Terrorists use drones and robots as weapons
In November 2010, Mansour al-Balkhy, a former al-Qaeda Tajik fighter and one of the terrorist group’s financiers, sent a message to Osama bin Laden, the leader al-Qaeda. The message, which was revealed by the CIA in 2017, included advice from the son of the founder of the Muslim Brotherhood in Iraq, Mahmoud al-Sawaf. The message called for an exchange of military experiences among terrorist organizations in Iraq, Afghanistan and Pakistan.
Al-Balkhy and al-Sawaf urged Bin Laden to send al-Qaeda members to Syria or Iran to meet with other members of terrorist organizations in Iraq. The aim was to learn a number of technical and electronic things related to what they called "jihadi technology".
Al-Balkhy said the terrorist groups in Iraq had developed a number of technologies for drones. He also said that the terrorist groups jammed signals used by the US Air Force. He noted that these efforts were a result of experiences of the Iraqi army under former President Saddam Hussein.
In 2016, the Islamic State, aka Daesh, carried out its first successful drone attack in combat, killing two Kurdish warriors in northern Iraq.
Daesh fighters in Mosul are using drones to drop small bombs onto Iraqi security forces and civilians, Brett Sylvia, U.S. Army commander in Iraq, said in 2017.
Daesh formed a division dedicated to the development and use of drones, and a more formal step toward the long-term weaponization of drone technology.

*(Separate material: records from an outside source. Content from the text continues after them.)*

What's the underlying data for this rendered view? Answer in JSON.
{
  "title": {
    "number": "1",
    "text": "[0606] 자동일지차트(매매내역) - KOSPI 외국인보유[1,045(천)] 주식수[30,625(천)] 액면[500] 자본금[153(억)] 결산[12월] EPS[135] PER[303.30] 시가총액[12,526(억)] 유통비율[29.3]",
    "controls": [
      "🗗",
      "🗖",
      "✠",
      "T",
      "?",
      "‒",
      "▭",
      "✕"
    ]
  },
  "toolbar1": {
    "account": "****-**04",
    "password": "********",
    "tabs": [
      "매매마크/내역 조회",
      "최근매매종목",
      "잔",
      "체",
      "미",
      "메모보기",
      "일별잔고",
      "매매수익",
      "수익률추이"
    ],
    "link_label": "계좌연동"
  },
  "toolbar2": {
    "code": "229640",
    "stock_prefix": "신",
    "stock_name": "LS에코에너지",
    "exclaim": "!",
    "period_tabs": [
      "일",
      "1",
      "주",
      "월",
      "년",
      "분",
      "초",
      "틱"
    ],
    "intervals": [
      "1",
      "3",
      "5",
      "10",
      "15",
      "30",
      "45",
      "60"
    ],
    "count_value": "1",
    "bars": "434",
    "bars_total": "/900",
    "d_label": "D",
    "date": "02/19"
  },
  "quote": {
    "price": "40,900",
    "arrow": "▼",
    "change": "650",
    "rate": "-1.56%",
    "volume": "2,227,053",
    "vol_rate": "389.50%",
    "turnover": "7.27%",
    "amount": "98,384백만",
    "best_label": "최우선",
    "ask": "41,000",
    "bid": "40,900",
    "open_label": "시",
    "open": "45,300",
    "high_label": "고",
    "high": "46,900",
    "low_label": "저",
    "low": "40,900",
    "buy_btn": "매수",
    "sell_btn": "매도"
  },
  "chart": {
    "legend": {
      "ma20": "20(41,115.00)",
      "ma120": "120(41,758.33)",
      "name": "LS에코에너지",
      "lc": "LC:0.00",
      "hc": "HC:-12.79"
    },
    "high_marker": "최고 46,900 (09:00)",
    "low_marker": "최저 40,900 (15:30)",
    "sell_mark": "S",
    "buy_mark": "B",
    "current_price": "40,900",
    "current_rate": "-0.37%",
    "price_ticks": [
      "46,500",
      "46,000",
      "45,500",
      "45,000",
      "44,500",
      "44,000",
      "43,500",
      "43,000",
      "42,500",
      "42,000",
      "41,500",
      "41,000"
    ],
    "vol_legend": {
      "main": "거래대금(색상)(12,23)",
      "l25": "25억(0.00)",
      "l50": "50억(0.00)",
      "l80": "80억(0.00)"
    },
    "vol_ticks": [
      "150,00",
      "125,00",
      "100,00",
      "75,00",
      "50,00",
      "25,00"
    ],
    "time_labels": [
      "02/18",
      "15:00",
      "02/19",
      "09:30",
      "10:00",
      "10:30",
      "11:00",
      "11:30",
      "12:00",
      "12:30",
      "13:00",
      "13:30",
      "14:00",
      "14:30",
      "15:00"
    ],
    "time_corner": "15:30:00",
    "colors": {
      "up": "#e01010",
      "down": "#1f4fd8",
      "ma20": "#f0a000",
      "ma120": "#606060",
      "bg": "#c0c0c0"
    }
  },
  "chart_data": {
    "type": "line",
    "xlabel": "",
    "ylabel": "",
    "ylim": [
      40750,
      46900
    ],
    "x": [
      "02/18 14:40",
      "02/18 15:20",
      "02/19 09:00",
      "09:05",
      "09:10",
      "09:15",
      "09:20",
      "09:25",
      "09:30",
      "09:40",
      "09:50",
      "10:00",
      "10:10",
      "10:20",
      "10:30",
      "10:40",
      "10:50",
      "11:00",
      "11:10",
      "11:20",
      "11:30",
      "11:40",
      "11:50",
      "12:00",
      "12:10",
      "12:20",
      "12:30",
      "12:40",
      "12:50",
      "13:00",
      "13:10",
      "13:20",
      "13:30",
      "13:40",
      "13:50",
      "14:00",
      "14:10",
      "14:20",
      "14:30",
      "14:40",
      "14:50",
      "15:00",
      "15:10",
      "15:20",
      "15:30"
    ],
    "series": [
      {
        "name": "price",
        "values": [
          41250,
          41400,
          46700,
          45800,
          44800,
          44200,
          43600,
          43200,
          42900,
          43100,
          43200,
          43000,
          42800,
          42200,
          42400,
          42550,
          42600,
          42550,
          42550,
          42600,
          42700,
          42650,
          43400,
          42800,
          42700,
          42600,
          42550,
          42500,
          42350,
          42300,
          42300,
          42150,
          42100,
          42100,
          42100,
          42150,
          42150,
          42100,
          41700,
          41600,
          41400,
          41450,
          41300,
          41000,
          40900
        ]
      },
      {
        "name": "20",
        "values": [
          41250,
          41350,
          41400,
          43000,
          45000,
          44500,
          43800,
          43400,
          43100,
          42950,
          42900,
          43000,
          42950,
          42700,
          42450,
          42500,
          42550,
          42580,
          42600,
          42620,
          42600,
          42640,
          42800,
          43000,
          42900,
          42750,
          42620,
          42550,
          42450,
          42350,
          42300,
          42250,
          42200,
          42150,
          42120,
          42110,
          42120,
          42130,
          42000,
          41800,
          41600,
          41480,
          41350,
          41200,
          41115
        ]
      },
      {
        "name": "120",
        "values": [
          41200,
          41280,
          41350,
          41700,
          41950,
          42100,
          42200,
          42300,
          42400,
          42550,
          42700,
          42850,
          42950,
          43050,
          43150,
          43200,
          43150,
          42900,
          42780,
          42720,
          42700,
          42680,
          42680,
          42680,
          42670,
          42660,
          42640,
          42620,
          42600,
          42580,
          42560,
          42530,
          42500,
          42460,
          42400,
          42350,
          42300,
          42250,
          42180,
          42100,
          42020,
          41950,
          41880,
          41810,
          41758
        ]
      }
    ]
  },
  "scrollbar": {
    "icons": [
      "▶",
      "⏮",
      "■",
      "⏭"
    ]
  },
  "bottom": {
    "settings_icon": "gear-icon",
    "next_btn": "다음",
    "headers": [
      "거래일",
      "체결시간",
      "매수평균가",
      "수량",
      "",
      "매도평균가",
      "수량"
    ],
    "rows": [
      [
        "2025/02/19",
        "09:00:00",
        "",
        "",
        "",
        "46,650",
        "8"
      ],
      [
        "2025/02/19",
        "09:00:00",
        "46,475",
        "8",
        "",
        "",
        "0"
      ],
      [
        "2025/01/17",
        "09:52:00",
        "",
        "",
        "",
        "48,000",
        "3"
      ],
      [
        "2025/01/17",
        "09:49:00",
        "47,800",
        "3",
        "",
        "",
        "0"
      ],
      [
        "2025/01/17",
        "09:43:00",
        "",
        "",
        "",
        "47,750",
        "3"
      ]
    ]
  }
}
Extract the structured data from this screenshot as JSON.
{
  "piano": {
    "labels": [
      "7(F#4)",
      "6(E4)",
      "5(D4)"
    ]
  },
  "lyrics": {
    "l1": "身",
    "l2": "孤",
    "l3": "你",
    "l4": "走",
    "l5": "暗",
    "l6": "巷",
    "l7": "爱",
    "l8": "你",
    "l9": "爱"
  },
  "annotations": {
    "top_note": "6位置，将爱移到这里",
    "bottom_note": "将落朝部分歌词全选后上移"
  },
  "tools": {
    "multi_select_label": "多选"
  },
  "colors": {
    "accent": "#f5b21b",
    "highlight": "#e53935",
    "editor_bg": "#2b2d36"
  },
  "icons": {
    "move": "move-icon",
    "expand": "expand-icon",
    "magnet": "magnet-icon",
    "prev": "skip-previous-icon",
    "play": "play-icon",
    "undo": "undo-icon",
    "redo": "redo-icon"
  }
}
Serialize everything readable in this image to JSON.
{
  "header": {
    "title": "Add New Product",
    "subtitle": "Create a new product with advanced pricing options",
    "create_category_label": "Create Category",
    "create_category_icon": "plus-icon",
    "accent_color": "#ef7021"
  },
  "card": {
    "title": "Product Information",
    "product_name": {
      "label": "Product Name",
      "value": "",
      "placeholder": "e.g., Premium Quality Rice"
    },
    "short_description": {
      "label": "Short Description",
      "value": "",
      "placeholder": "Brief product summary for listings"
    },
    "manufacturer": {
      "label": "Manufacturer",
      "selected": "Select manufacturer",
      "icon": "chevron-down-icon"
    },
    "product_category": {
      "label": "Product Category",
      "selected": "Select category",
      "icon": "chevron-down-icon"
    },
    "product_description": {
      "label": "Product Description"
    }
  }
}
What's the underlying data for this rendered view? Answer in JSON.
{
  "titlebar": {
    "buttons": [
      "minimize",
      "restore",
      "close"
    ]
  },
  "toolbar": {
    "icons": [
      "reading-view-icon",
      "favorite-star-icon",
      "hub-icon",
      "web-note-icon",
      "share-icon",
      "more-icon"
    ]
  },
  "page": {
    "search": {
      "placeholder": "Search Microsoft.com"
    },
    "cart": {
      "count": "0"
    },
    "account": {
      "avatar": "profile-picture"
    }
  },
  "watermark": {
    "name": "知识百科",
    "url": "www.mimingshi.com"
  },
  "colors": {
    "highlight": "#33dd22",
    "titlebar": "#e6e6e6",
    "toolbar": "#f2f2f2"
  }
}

The combination of drone expertise and more sophisticated artificial intelligence could allow terrorist groups to acquire or develop lethal autonomous weapons, or “killer robots,” which would dramatically increase their capacity to create incidents of mass destruction in Western cities.